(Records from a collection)
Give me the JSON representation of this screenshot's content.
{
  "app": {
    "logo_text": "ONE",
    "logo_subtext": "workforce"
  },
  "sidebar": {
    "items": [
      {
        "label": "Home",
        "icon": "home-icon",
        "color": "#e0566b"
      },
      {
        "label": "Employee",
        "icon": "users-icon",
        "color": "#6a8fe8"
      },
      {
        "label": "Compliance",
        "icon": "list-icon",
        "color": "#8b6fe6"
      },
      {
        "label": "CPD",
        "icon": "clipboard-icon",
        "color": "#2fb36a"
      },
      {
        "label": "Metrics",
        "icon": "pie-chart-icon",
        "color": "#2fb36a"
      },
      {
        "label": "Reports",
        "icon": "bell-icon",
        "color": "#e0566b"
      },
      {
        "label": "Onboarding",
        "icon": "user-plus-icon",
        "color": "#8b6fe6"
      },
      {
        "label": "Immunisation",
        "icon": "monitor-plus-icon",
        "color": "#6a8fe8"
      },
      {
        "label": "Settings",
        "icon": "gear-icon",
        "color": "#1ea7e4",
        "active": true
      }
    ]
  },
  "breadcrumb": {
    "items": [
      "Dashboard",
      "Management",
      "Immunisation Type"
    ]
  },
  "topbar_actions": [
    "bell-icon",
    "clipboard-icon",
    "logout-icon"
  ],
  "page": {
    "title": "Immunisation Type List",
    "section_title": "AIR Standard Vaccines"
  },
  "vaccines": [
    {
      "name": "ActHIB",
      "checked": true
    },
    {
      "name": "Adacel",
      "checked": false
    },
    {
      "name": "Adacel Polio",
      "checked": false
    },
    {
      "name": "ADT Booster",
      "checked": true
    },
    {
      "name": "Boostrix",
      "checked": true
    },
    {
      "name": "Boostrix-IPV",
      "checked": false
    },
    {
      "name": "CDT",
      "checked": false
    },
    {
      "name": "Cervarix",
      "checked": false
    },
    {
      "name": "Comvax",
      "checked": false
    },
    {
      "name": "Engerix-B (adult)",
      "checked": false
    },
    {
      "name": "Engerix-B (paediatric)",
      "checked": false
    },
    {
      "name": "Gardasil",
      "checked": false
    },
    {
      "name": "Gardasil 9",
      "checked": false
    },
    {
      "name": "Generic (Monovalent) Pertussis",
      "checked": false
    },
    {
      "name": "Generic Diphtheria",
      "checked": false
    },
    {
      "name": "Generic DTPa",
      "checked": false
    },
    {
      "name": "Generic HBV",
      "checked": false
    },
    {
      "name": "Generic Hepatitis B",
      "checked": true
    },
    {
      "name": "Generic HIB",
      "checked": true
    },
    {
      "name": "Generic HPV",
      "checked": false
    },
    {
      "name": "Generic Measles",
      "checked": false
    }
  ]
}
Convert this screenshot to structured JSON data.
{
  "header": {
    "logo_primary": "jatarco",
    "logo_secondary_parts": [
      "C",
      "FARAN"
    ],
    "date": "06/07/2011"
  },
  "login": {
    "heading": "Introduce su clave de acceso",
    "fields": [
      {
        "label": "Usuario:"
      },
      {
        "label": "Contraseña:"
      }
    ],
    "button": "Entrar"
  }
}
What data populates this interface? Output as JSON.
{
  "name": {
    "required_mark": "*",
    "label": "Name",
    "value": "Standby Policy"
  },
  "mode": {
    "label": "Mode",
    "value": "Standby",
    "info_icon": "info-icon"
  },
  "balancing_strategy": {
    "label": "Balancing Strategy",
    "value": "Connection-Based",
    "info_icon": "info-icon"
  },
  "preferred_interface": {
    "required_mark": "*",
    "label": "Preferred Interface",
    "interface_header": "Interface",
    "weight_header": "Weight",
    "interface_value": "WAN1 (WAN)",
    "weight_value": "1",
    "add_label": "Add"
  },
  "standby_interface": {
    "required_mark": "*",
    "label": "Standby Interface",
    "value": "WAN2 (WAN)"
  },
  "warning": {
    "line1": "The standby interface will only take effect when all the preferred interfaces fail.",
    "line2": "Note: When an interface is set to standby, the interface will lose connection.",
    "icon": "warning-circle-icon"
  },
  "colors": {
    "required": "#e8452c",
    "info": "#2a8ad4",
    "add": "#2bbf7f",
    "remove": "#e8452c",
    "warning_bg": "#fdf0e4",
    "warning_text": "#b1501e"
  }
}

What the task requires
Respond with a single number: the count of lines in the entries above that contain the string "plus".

Result of the task
2